More than half of professional dancers earn less than £5,000 a year from their performance work, according to a new survey.
The statistics also show that around 50% of dancers’ jobs pay less than the minimum wage, and that 70% of dancers have performed in “unsuitable work environments” in the past 12 months.
More than 400 dancers responded to a survey conducted by website Dancers Pro, which was compiled with input from industry groups such as Dance UK and Equity. It was conducted to provide an insight into the conditions that performers in the sector are facing.
The research showed that 52% of respondents have seven or fewer days of work a month.

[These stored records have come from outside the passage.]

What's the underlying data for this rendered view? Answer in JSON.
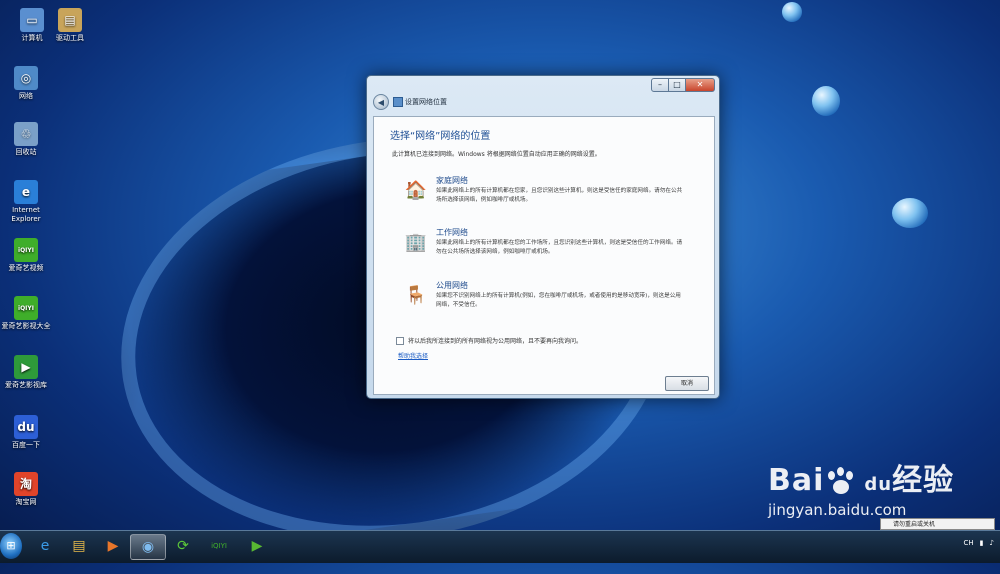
{
  "desktop": {
    "icons": [
      {
        "label": "计算机",
        "glyph": "▭",
        "color": "#5a8fd0"
      },
      {
        "label": "驱动工具",
        "glyph": "▤",
        "color": "#c8a45a"
      },
      {
        "label": "网络",
        "glyph": "◎",
        "color": "#4f8ac8"
      },
      {
        "label": "回收站",
        "glyph": "♲",
        "color": "#7aa0c8"
      },
      {
        "label": "Internet Explorer",
        "glyph": "e",
        "color": "#2a7fd8"
      },
      {
        "label": "爱奇艺视频",
        "glyph": "iQIYI",
        "color": "#3fae2a"
      },
      {
        "label": "爱奇艺影视大全",
        "glyph": "iQIYI",
        "color": "#3fae2a"
      },
      {
        "label": "爱奇艺影视库",
        "glyph": "▶",
        "color": "#2e9a3a"
      },
      {
        "label": "百度一下",
        "glyph": "du",
        "color": "#2d5fd6"
      },
      {
        "label": "淘宝网",
        "glyph": "淘",
        "color": "#e0442a"
      }
    ]
  },
  "dialog": {
    "title": "设置网络位置",
    "heading": "选择“网络”网络的位置",
    "description": "此计算机已连接到网络。Windows 将根据网络位置自动应用正确的网络设置。",
    "options": [
      {
        "title": "家庭网络",
        "text": "如果此网络上的所有计算机都在您家，且您识别这些计算机，则这是受信任的家庭网络。请勿在公共场所选择该网络，例如咖啡厅或机场。",
        "icon": "house-icon"
      },
      {
        "title": "工作网络",
        "text": "如果此网络上的所有计算机都在您的工作场所，且您识别这些计算机，则这是受信任的工作网络。请勿在公共场所选择该网络，例如咖啡厅或机场。",
        "icon": "office-building-icon"
      },
      {
        "title": "公用网络",
        "text": "如果您不识别网络上的所有计算机(例如，您在咖啡厅或机场，或者使用的是移动宽带)，则这是公用网络，不受信任。",
        "icon": "park-bench-icon"
      }
    ],
    "checkbox_label": "将以后我所连接到的所有网络视为公用网络，且不要再向我询问。",
    "help_link": "帮助我选择",
    "cancel_label": "取消"
  },
  "taskbar": {
    "start_glyph": "⊞",
    "buttons": [
      {
        "glyph": "e",
        "color": "#3a9be8"
      },
      {
        "glyph": "▤",
        "color": "#e6b94a"
      },
      {
        "glyph": "▶",
        "color": "#e8762a"
      },
      {
        "glyph": "◉",
        "color": "#7fbcf0"
      },
      {
        "glyph": "⟳",
        "color": "#5cc83a"
      },
      {
        "glyph": "iQIYI",
        "color": "#3fae2a"
      },
      {
        "glyph": "▶",
        "color": "#58b832"
      }
    ],
    "tray_text": "CH",
    "notification": "请勿重启或关机"
  },
  "watermark": {
    "logo_text": "Bai",
    "logo_text_2": "经验",
    "logo_mid": "du",
    "url": "jingyan.baidu.com"
  }
}
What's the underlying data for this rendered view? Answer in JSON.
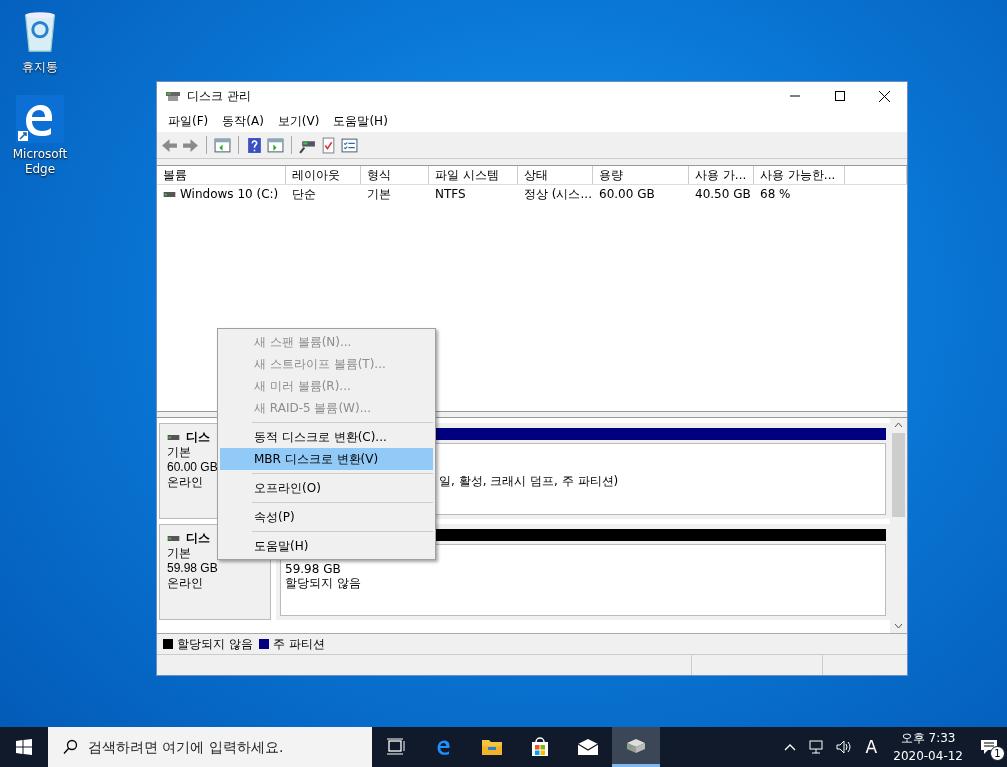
{
  "desktop_icons": [
    {
      "kind": "recycle",
      "label": "휴지통"
    },
    {
      "kind": "edge",
      "label": "Microsoft Edge"
    }
  ],
  "window": {
    "title": "디스크 관리"
  },
  "menu": [
    {
      "label": "파일(F)"
    },
    {
      "label": "동작(A)"
    },
    {
      "label": "보기(V)"
    },
    {
      "label": "도움말(H)"
    }
  ],
  "volume_table": {
    "columns": [
      "볼륨",
      "레이아웃",
      "형식",
      "파일 시스템",
      "상태",
      "용량",
      "사용 가...",
      "사용 가능한..."
    ],
    "rows": [
      [
        "Windows 10 (C:)",
        "단순",
        "기본",
        "NTFS",
        "정상 (시스...",
        "60.00 GB",
        "40.50 GB",
        "68 %"
      ]
    ]
  },
  "disks": [
    {
      "label": "디스",
      "type": "기본",
      "size": "60.00 GB",
      "status": "온라인",
      "color": "#000080",
      "partition_lines": [
        "일, 활성, 크래시 덤프, 주 파티션)"
      ]
    },
    {
      "label": "디스",
      "type": "기본",
      "size": "59.98 GB",
      "status": "온라인",
      "color": "#000000",
      "partition_lines": [
        "59.98 GB",
        "할당되지 않음"
      ]
    }
  ],
  "legend": [
    {
      "label": "할당되지 않음",
      "color": "#000000"
    },
    {
      "label": "주 파티션",
      "color": "#000080"
    }
  ],
  "context_menu": [
    {
      "kind": "item",
      "label": "새 스팬 볼륨(N)...",
      "disabled": true,
      "selected": false
    },
    {
      "kind": "item",
      "label": "새 스트라이프 볼륨(T)...",
      "disabled": true,
      "selected": false
    },
    {
      "kind": "item",
      "label": "새 미러 볼륨(R)...",
      "disabled": true,
      "selected": false
    },
    {
      "kind": "item",
      "label": "새 RAID-5 볼륨(W)...",
      "disabled": true,
      "selected": false
    },
    {
      "kind": "separator"
    },
    {
      "kind": "item",
      "label": "동적 디스크로 변환(C)...",
      "disabled": false,
      "selected": false
    },
    {
      "kind": "item",
      "label": "MBR 디스크로 변환(V)",
      "disabled": false,
      "selected": true
    },
    {
      "kind": "separator"
    },
    {
      "kind": "item",
      "label": "오프라인(O)",
      "disabled": false,
      "selected": false
    },
    {
      "kind": "separator"
    },
    {
      "kind": "item",
      "label": "속성(P)",
      "disabled": false,
      "selected": false
    },
    {
      "kind": "separator"
    },
    {
      "kind": "item",
      "label": "도움말(H)",
      "disabled": false,
      "selected": false
    }
  ],
  "taskbar": {
    "search": {
      "placeholder": "검색하려면 여기에 입력하세요."
    },
    "apps": [
      {
        "kind": "taskview",
        "active": false
      },
      {
        "kind": "edge",
        "active": false
      },
      {
        "kind": "explorer",
        "active": false
      },
      {
        "kind": "store",
        "active": false
      },
      {
        "kind": "mail",
        "active": false
      },
      {
        "kind": "disk",
        "active": true
      }
    ],
    "input_indicator": "A",
    "time": "오후 7:33",
    "date": "2020-04-12",
    "notification_count": "1"
  }
}
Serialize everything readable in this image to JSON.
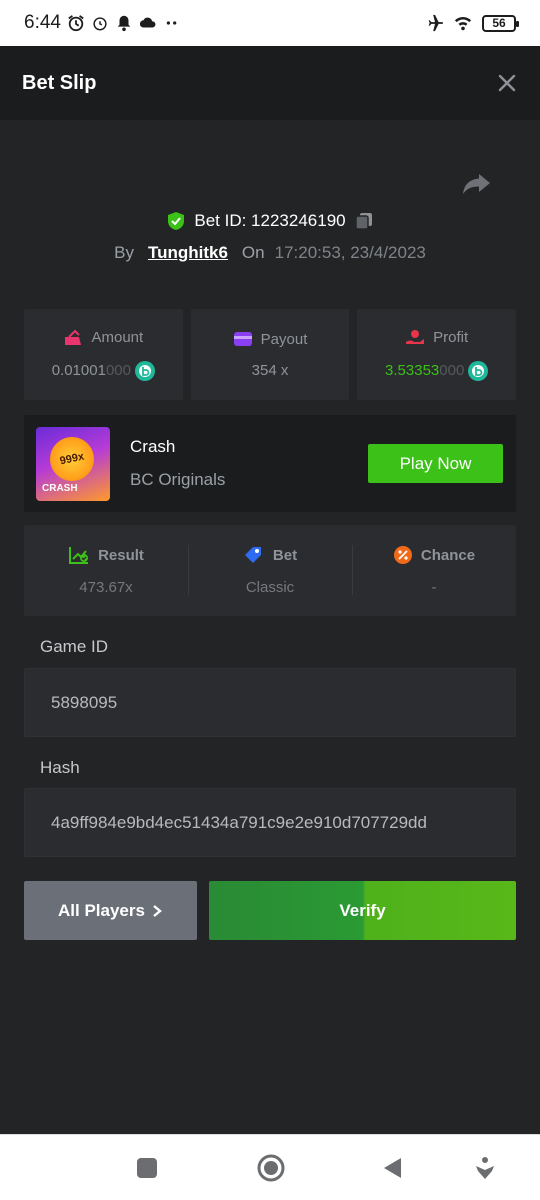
{
  "status_bar": {
    "time": "6:44",
    "battery": "56"
  },
  "header": {
    "title": "Bet Slip"
  },
  "bet": {
    "id_label": "Bet ID: 1223246190",
    "by_label": "By",
    "user": "Tunghitk6",
    "on_label": "On",
    "datetime": "17:20:53, 23/4/2023"
  },
  "stats": {
    "amount": {
      "label": "Amount",
      "value_main": "0.01001",
      "value_dim": "000"
    },
    "payout": {
      "label": "Payout",
      "value": "354 x"
    },
    "profit": {
      "label": "Profit",
      "value_main": "3.53353",
      "value_dim": "000"
    }
  },
  "game": {
    "name": "Crash",
    "provider": "BC Originals",
    "thumb_badge": "999x",
    "thumb_title": "CRASH",
    "play_label": "Play Now"
  },
  "info": {
    "result": {
      "label": "Result",
      "value": "473.67x"
    },
    "bet": {
      "label": "Bet",
      "value": "Classic"
    },
    "chance": {
      "label": "Chance",
      "value": "-"
    }
  },
  "fields": {
    "game_id_label": "Game ID",
    "game_id_value": "5898095",
    "hash_label": "Hash",
    "hash_value": "4a9ff984e9bd4ec51434a791c9e2e910d707729dd"
  },
  "actions": {
    "all_players_label": "All Players",
    "verify_label": "Verify"
  },
  "colors": {
    "accent_green": "#3bc117",
    "background": "#232426",
    "card": "#2b2c2f"
  }
}
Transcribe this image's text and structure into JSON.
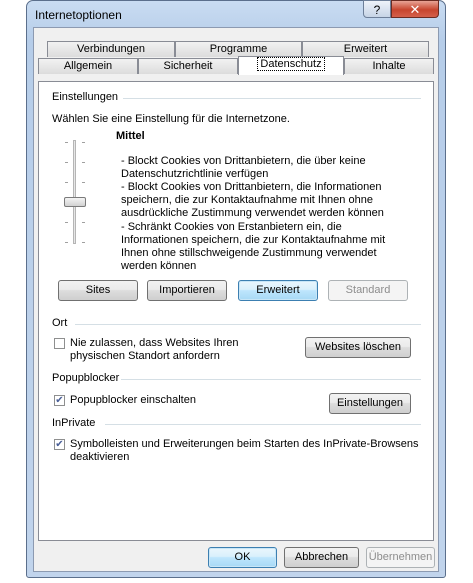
{
  "window": {
    "title": "Internetoptionen",
    "help_label": "?",
    "close_label": "✕"
  },
  "tabs_row1": [
    "Verbindungen",
    "Programme",
    "Erweitert"
  ],
  "tabs_row2": [
    "Allgemein",
    "Sicherheit",
    "Datenschutz",
    "Inhalte"
  ],
  "active_tab": "Datenschutz",
  "settings": {
    "group": "Einstellungen",
    "instruction": "Wählen Sie eine Einstellung für die Internetzone.",
    "level": "Mittel",
    "desc1": "- Blockt Cookies von Drittanbietern, die über keine Datenschutzrichtlinie verfügen",
    "desc2": "- Blockt Cookies von Drittanbietern, die Informationen speichern, die zur Kontaktaufnahme mit Ihnen ohne ausdrückliche Zustimmung verwendet werden können",
    "desc3": "- Schränkt Cookies von Erstanbietern ein, die Informationen speichern, die zur Kontaktaufnahme mit Ihnen ohne stillschweigende Zustimmung verwendet werden können",
    "buttons": {
      "sites": "Sites",
      "import": "Importieren",
      "advanced": "Erweitert",
      "default": "Standard"
    }
  },
  "location": {
    "group": "Ort",
    "checkbox_label": "Nie zulassen, dass Websites Ihren physischen Standort anfordern",
    "checked": false,
    "clear_button": "Websites löschen"
  },
  "popup": {
    "group": "Popupblocker",
    "checkbox_label": "Popupblocker einschalten",
    "checked": true,
    "settings_button": "Einstellungen"
  },
  "inprivate": {
    "group": "InPrivate",
    "checkbox_label": "Symbolleisten und Erweiterungen beim Starten des InPrivate-Browsens deaktivieren",
    "checked": true
  },
  "footer": {
    "ok": "OK",
    "cancel": "Abbrechen",
    "apply": "Übernehmen"
  },
  "check_glyph": "✔"
}
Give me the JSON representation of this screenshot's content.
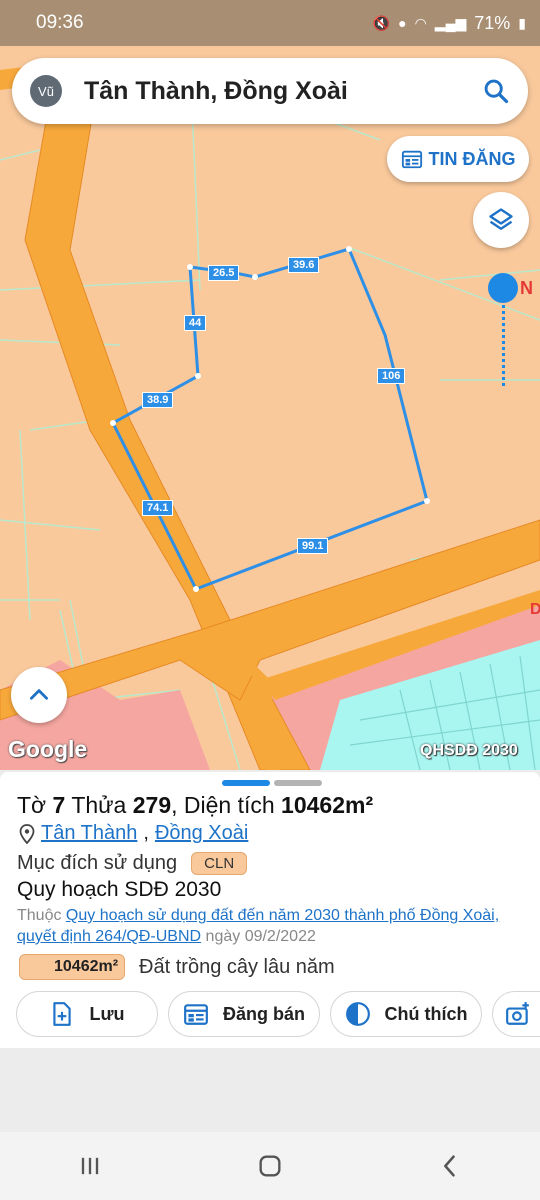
{
  "status_bar": {
    "time": "09:36",
    "battery": "71%"
  },
  "search": {
    "avatar": "Vũ",
    "title": "Tân Thành, Đồng Xoài",
    "icon": "search-icon"
  },
  "map": {
    "post_button": "TIN ĐĂNG",
    "compass_label": "N",
    "attribution": "Google",
    "layer_label": "QHSDĐ 2030",
    "edge_labels": [
      "26.5",
      "39.6",
      "44",
      "106",
      "38.9",
      "74.1",
      "99.1"
    ],
    "colors": {
      "cln_land": "#f9c99c",
      "road": "#f7a83b",
      "parcel_line": "#2e8fe6",
      "residential": "#f5a6a0",
      "water": "#a9f5f0"
    }
  },
  "sheet": {
    "title_prefix": "Tờ",
    "sheet_no": "7",
    "parcel_label": "Thửa",
    "parcel_no": "279",
    "area_label": ", Diện tích",
    "area_value": "10462m²",
    "ward": "Tân Thành",
    "city": "Đồng Xoài",
    "purpose_label": "Mục đích sử dụng",
    "purpose_code": "CLN",
    "plan_title": "Quy hoạch SDĐ 2030",
    "belongs_prefix": "Thuộc",
    "belongs_link": "Quy hoạch sử dụng đất đến năm 2030 thành phố Đồng Xoài, quyết định 264/QĐ-UBND",
    "belongs_date": "ngày 09/2/2022",
    "area_badge": "10462m²",
    "area_desc": "Đất trồng cây lâu năm",
    "actions": [
      {
        "label": "Lưu",
        "icon": "file-add-icon"
      },
      {
        "label": "Đăng bán",
        "icon": "calendar-icon"
      },
      {
        "label": "Chú thích",
        "icon": "contrast-icon"
      },
      {
        "label": "",
        "icon": "add-photo-icon"
      }
    ]
  }
}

Only 21.8% said they earn their total income from dance work, with the majority – 27.7% – stating around 10% of their earnings come from dance. Nearly half, 46.9%, had no long-term contract in 2014.
More than half of respondents, 55.6%, earned less than £5,000 in 2014. Around a third, 30.4%, took home less than £1,000.
This tallies with the results of a separate survey carried out by Equity , which found that more than half of performers earn less than £5,000 a year.
Supatee Dhanasunthorn, who manages Dancers Pro’s website, said the survey had been conducted to “take a snapshot of what dancer performers today are experiencing”.
He added that he had been surprised by the conditions dancers said they experienced and the low pay.
“More than half of professional dancers earned less than £5,000 that year [from dance jobs]. Combine that with the fact more than half only worked seven days a month, meaning their [other] income was coming from other jobs such as teaching and call centres, and it’s really shocking,” he said.
Dancers Pro’s survey also found that 49.7% of respondents took jobs that paid less than the minimum wage in 2014, and that 60.9% felt there was no place for low pay or unpaid work in the sector.
Dhanasunthorn said that this showed a significant proportion of dancers felt there was a place for low paid work in the sector.
He added that the issue of low pay/ no pay needed to be “further discussed” and claimed some projects, such as profit-share productions, help some artists with “discovery and growth”.
But he said: “I do think some employers, who have budgets and the support of the arts council, have a responsibility to not be part of that low pay/no pay group.” This month, a judge ruled that a profit-share production did not have to pay its cast the minimum wage .
Dhanasunthorn said the results of the survey had been passed on to schools and industry bodies, and added that he wanted people to see the statistics.
“We want a reaction from that as it’s one of the few fields where there appears to be a drop rather than growth,” he said.